The ethical case for placebo control in HIV-cure-related studies with ART interruption
Published Year: 09/01/2022
There is consensus about the continuing need for an analytical treatment interruption (ATI), a period following the investigative intervention in which the participant does not take ART, in many HIV cure-related studies.1 By “HIV cure” we mean either sterilization—expunging the virus from the body; or remission—a period without detectable virus and without symptoms, absent antiretroviral treatment (ART), although HIV remains in the body.2 It is only thanks to the ATI that researchers can see whether sterilization or remission has taken place.

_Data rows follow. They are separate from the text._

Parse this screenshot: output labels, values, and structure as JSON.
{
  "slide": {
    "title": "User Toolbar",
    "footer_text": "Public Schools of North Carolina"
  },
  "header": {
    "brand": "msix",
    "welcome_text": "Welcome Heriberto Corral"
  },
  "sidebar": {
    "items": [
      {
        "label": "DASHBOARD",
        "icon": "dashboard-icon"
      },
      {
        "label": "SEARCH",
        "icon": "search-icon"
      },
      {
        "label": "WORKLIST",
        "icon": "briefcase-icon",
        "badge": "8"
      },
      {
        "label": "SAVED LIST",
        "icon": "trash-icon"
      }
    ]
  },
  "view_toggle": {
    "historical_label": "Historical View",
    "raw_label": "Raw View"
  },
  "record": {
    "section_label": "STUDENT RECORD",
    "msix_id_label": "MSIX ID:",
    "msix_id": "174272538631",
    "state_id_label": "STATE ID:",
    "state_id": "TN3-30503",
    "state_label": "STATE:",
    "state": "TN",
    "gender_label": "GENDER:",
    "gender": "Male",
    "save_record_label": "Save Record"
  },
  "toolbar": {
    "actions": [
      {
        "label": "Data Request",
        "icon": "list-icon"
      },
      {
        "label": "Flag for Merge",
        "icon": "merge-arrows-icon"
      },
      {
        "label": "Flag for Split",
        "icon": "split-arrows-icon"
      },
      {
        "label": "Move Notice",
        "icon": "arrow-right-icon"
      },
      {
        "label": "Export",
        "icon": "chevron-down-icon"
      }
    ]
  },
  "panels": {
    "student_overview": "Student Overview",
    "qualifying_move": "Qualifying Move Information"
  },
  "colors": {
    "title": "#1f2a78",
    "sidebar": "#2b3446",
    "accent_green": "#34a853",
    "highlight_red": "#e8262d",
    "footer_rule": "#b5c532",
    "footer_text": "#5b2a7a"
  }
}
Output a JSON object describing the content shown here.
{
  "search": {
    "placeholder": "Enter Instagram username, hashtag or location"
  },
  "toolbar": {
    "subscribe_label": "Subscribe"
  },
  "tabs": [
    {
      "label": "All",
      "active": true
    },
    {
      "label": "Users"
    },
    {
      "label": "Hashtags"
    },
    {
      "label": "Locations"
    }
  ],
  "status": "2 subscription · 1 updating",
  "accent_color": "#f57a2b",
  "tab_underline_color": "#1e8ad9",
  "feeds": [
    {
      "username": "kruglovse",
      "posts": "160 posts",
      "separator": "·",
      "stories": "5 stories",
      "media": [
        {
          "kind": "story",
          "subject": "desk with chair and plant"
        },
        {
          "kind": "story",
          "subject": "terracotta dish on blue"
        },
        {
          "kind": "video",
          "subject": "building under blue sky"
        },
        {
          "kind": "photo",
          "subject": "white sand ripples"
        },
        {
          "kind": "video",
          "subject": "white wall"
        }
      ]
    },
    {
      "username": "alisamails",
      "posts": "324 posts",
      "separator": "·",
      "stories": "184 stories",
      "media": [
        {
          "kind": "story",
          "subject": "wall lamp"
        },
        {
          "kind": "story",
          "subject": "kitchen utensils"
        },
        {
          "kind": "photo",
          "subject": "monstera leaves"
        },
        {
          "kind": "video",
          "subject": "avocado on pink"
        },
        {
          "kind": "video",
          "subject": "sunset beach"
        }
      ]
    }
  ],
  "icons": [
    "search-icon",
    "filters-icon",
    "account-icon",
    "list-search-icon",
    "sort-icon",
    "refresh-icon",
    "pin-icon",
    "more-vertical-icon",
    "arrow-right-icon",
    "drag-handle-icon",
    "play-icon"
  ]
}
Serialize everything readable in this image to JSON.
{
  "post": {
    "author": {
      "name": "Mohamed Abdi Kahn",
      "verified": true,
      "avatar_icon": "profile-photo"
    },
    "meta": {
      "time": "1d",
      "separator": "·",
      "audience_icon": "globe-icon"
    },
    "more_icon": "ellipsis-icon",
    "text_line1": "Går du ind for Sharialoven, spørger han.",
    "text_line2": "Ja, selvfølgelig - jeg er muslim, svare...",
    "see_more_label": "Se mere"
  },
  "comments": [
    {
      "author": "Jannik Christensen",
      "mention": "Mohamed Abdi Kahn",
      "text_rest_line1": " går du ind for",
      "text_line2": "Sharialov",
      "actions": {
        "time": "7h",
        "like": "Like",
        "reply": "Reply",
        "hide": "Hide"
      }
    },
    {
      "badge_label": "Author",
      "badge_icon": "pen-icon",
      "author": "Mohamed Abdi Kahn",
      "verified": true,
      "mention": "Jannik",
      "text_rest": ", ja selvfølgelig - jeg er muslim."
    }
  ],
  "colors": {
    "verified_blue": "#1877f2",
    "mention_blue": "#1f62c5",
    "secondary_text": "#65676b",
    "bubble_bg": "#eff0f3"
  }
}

Some completed, ongoing, or planned HIV cure-related studies, typically early-phase, include control arms where participants receive either a placebo substance or simply no intervention. For brevity, we refer to either form of control as “placebo”. in a cure-related study without an ATI, the participants on “placebo” would remain on standard of care, namely, ART. Obviously, in studies with an ATI, during that ATI, participants on “placebo” would not receive standard of care.

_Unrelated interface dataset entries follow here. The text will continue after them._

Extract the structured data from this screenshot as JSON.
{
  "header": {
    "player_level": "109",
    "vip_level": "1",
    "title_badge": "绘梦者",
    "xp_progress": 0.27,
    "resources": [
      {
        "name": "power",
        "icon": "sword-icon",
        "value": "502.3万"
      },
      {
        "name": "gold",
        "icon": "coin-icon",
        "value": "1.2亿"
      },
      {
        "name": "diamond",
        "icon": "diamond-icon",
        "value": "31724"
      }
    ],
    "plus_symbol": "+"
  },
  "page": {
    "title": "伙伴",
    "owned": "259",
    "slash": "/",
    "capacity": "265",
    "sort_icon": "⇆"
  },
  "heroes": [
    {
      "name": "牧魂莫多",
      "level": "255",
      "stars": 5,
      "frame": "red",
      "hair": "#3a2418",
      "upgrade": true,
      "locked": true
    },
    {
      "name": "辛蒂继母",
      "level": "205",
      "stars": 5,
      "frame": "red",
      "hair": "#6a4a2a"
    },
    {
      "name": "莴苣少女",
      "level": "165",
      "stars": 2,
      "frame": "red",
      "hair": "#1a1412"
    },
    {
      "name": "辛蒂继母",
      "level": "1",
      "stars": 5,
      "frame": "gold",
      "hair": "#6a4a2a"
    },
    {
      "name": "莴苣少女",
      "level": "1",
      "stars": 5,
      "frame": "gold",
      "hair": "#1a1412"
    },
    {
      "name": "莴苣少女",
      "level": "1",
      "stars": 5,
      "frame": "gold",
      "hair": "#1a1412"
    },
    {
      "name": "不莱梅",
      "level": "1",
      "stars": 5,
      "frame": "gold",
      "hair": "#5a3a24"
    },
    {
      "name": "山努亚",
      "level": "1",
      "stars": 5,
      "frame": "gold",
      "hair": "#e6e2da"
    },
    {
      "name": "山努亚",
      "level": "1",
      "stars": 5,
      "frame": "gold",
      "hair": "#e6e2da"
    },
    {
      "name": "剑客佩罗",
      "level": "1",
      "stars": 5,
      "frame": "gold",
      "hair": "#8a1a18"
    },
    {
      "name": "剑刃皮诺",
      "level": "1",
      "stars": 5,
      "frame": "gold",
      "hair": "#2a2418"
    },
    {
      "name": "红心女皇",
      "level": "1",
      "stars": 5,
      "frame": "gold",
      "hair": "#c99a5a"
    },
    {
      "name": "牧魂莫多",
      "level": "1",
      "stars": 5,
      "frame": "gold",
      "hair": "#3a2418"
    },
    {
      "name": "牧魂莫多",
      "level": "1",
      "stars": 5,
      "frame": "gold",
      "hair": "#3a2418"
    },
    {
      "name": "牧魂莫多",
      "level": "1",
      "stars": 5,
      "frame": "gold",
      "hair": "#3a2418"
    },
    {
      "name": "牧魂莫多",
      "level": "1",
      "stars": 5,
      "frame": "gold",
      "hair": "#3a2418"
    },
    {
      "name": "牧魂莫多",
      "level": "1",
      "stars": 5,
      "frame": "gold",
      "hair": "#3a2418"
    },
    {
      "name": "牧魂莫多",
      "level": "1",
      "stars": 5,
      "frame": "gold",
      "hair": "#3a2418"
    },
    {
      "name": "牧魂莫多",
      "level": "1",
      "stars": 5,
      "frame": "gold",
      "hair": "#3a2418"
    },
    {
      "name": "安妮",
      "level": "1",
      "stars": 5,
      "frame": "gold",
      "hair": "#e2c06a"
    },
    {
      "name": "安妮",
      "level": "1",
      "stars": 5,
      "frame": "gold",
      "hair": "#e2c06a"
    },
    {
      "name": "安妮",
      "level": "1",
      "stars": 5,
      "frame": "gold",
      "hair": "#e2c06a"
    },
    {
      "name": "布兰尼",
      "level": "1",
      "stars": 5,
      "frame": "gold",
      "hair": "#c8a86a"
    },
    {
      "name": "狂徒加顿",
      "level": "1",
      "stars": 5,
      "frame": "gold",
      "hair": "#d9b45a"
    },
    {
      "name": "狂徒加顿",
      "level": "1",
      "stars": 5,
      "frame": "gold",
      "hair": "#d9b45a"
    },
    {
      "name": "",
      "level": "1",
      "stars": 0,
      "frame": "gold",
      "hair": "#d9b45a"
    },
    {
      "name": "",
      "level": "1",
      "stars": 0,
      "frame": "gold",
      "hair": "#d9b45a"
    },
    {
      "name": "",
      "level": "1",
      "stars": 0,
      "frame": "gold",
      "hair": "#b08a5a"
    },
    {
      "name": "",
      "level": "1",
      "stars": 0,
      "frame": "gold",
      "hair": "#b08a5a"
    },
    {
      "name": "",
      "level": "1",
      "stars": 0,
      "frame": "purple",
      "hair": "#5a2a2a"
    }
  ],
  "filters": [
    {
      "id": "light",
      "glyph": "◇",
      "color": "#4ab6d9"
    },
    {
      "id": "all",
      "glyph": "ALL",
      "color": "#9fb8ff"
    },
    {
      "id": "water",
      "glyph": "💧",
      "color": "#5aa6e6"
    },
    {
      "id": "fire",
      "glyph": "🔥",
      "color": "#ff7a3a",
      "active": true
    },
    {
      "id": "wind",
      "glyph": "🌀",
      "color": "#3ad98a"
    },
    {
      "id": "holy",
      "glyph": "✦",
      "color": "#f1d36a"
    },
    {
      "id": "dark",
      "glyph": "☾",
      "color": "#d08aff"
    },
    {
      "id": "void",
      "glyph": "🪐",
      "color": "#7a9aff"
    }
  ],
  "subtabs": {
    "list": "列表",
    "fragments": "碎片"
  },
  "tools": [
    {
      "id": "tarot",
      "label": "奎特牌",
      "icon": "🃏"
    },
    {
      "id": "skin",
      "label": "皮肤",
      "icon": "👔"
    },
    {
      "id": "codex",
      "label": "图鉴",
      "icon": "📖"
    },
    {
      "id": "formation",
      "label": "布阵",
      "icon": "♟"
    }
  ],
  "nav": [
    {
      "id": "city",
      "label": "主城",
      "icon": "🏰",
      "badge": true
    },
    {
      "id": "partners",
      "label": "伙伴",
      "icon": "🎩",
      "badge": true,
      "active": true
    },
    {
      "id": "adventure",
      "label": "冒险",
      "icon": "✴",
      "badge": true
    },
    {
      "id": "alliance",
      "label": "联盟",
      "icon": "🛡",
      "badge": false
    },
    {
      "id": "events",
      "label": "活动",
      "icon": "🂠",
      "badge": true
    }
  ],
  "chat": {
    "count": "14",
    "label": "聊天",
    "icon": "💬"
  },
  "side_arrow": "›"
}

While there also seems to be a consensus about the scientific value of placebo control in cure-related studies, on grounds relayed below, in HIV cure conferences some investigators expressed doubt that it can ever be ethical to include a placebo arm in cure studies that involve an ATI. In other words, while both placebos and an ATI are individually acceptable, the combination of placebo and an ATI is sometimes said to be beyond the pale, ethically.